Data records for software interfaces —
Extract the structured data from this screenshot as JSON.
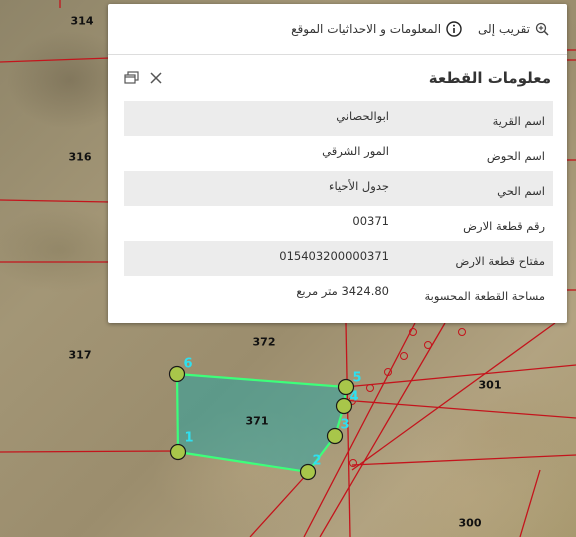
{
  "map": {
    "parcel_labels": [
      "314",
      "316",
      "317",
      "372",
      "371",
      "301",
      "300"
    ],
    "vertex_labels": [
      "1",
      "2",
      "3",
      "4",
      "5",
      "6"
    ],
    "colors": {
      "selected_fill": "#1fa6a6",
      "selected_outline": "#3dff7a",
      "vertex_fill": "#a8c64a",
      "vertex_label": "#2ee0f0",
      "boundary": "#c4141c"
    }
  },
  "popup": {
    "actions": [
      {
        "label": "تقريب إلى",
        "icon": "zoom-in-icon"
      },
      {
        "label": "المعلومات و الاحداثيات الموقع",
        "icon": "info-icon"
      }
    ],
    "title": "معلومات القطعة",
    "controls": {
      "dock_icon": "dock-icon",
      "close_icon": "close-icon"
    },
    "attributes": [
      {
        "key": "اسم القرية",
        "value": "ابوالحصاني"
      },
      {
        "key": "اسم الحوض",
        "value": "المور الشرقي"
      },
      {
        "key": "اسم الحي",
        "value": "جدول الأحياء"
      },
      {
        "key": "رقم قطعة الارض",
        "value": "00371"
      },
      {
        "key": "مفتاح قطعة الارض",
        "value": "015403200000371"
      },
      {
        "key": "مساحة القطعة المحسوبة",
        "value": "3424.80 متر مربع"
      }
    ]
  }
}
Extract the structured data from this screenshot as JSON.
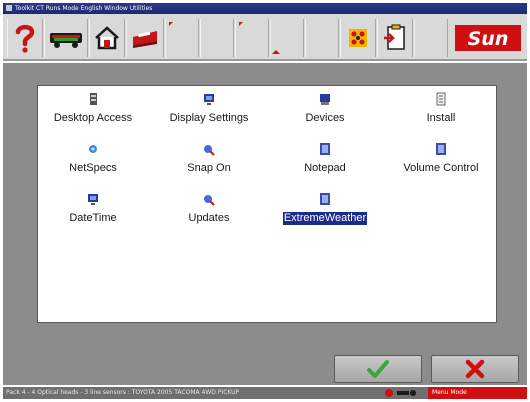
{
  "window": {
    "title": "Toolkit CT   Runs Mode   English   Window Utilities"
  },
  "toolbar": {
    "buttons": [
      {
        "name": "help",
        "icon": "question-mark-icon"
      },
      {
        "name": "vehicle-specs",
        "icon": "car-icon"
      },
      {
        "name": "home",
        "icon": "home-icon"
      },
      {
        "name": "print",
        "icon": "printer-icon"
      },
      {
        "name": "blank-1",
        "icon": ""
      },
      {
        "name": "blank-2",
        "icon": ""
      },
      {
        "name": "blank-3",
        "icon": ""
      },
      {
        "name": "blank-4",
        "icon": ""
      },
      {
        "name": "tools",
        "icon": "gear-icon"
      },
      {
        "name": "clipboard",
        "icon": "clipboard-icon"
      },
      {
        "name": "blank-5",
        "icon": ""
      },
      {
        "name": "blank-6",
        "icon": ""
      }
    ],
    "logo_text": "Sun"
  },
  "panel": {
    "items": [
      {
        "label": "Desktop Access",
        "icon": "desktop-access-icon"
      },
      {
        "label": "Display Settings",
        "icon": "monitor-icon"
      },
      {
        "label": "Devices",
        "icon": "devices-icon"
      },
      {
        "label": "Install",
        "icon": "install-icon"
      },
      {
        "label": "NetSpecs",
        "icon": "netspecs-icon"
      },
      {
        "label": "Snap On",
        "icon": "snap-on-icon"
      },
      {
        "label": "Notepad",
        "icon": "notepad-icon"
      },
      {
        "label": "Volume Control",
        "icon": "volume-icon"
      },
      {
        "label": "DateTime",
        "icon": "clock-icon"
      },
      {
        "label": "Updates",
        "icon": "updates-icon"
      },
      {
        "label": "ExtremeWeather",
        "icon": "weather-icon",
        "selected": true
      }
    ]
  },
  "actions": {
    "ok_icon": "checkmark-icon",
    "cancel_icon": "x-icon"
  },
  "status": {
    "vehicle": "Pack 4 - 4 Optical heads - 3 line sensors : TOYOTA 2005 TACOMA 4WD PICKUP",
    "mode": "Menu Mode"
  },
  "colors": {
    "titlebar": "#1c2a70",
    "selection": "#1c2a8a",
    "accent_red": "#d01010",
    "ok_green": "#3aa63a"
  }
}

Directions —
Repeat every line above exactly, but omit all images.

Exercise result —
Extract the structured data from this screenshot as JSON.
{
  "map": {
    "parcel_labels": [
      "314",
      "316",
      "317",
      "372",
      "371",
      "301",
      "300"
    ],
    "vertex_labels": [
      "1",
      "2",
      "3",
      "4",
      "5",
      "6"
    ],
    "colors": {
      "selected_fill": "#1fa6a6",
      "selected_outline": "#3dff7a",
      "vertex_fill": "#a8c64a",
      "vertex_label": "#2ee0f0",
      "boundary": "#c4141c"
    }
  },
  "popup": {
    "actions": [
      {
        "label": "تقريب إلى",
        "icon": "zoom-in-icon"
      },
      {
        "label": "المعلومات و الاحداثيات الموقع",
        "icon": "info-icon"
      }
    ],
    "title": "معلومات القطعة",
    "controls": {
      "dock_icon": "dock-icon",
      "close_icon": "close-icon"
    },
    "attributes": [
      {
        "key": "اسم القرية",
        "value": "ابوالحصاني"
      },
      {
        "key": "اسم الحوض",
        "value": "المور الشرقي"
      },
      {
        "key": "اسم الحي",
        "value": "جدول الأحياء"
      },
      {
        "key": "رقم قطعة الارض",
        "value": "00371"
      },
      {
        "key": "مفتاح قطعة الارض",
        "value": "015403200000371"
      },
      {
        "key": "مساحة القطعة المحسوبة",
        "value": "3424.80 متر مربع"
      }
    ]
  }
}
Extract the structured data from this screenshot as JSON.
{
  "window": {
    "title": "Toolkit CT   Runs Mode   English   Window Utilities"
  },
  "toolbar": {
    "buttons": [
      {
        "name": "help",
        "icon": "question-mark-icon"
      },
      {
        "name": "vehicle-specs",
        "icon": "car-icon"
      },
      {
        "name": "home",
        "icon": "home-icon"
      },
      {
        "name": "print",
        "icon": "printer-icon"
      },
      {
        "name": "blank-1",
        "icon": ""
      },
      {
        "name": "blank-2",
        "icon": ""
      },
      {
        "name": "blank-3",
        "icon": ""
      },
      {
        "name": "blank-4",
        "icon": ""
      },
      {
        "name": "tools",
        "icon": "gear-icon"
      },
      {
        "name": "clipboard",
        "icon": "clipboard-icon"
      },
      {
        "name": "blank-5",
        "icon": ""
      },
      {
        "name": "blank-6",
        "icon": ""
      }
    ],
    "logo_text": "Sun"
  },
  "panel": {
    "items": [
      {
        "label": "Desktop Access",
        "icon": "desktop-access-icon"
      },
      {
        "label": "Display Settings",
        "icon": "monitor-icon"
      },
      {
        "label": "Devices",
        "icon": "devices-icon"
      },
      {
        "label": "Install",
        "icon": "install-icon"
      },
      {
        "label": "NetSpecs",
        "icon": "netspecs-icon"
      },
      {
        "label": "Snap On",
        "icon": "snap-on-icon"
      },
      {
        "label": "Notepad",
        "icon": "notepad-icon"
      },
      {
        "label": "Volume Control",
        "icon": "volume-icon"
      },
      {
        "label": "DateTime",
        "icon": "clock-icon"
      },
      {
        "label": "Updates",
        "icon": "updates-icon"
      },
      {
        "label": "ExtremeWeather",
        "icon": "weather-icon",
        "selected": true
      }
    ]
  },
  "actions": {
    "ok_icon": "checkmark-icon",
    "cancel_icon": "x-icon"
  },
  "status": {
    "vehicle": "Pack 4 - 4 Optical heads - 3 line sensors : TOYOTA 2005 TACOMA 4WD PICKUP",
    "mode": "Menu Mode"
  },
  "colors": {
    "titlebar": "#1c2a70",
    "selection": "#1c2a8a",
    "accent_red": "#d01010",
    "ok_green": "#3aa63a"
  }
}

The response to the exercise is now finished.